» **What you have to do**
Reproduce the whole listing below without its pictures, exactly as written.

^^^^^^^^

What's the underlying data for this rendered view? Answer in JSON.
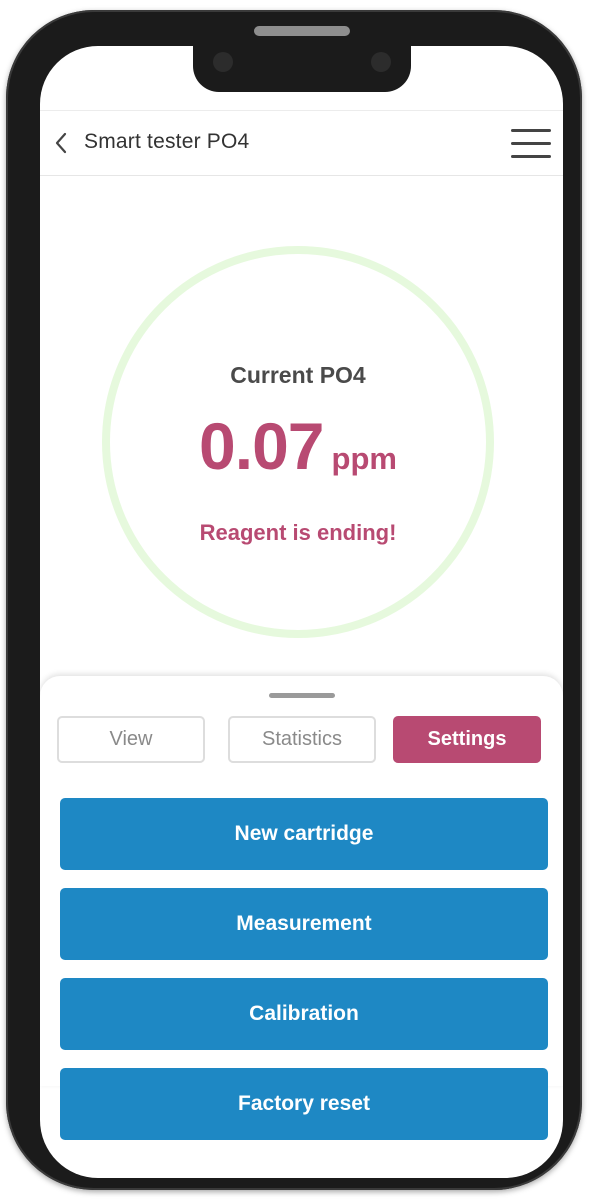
{
  "header": {
    "title": "Smart tester PO4"
  },
  "gauge": {
    "label": "Current PO4",
    "value": "0.07",
    "unit": "ppm",
    "warning": "Reagent is ending!"
  },
  "tabs": [
    {
      "label": "View",
      "active": false
    },
    {
      "label": "Statistics",
      "active": false
    },
    {
      "label": "Settings",
      "active": true
    }
  ],
  "actions": [
    {
      "label": "New cartridge"
    },
    {
      "label": "Measurement"
    },
    {
      "label": "Calibration"
    },
    {
      "label": "Factory reset"
    }
  ],
  "colors": {
    "accent": "#b84a72",
    "button_blue": "#1e88c4",
    "gauge_ring": "#e6f9dd"
  },
  "icons": {
    "back": "chevron-left-icon",
    "menu": "hamburger-menu-icon"
  }
}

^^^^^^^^

» **Answer space**
What's the underlying data for this rendered view? Answer in JSON.
{
  "header": {
    "title": "Smart tester PO4"
  },
  "gauge": {
    "label": "Current PO4",
    "value": "0.07",
    "unit": "ppm",
    "warning": "Reagent is ending!"
  },
  "tabs": [
    {
      "label": "View",
      "active": false
    },
    {
      "label": "Statistics",
      "active": false
    },
    {
      "label": "Settings",
      "active": true
    }
  ],
  "actions": [
    {
      "label": "New cartridge"
    },
    {
      "label": "Measurement"
    },
    {
      "label": "Calibration"
    },
    {
      "label": "Factory reset"
    }
  ],
  "colors": {
    "accent": "#b84a72",
    "button_blue": "#1e88c4",
    "gauge_ring": "#e6f9dd"
  },
  "icons": {
    "back": "chevron-left-icon",
    "menu": "hamburger-menu-icon"
  }
}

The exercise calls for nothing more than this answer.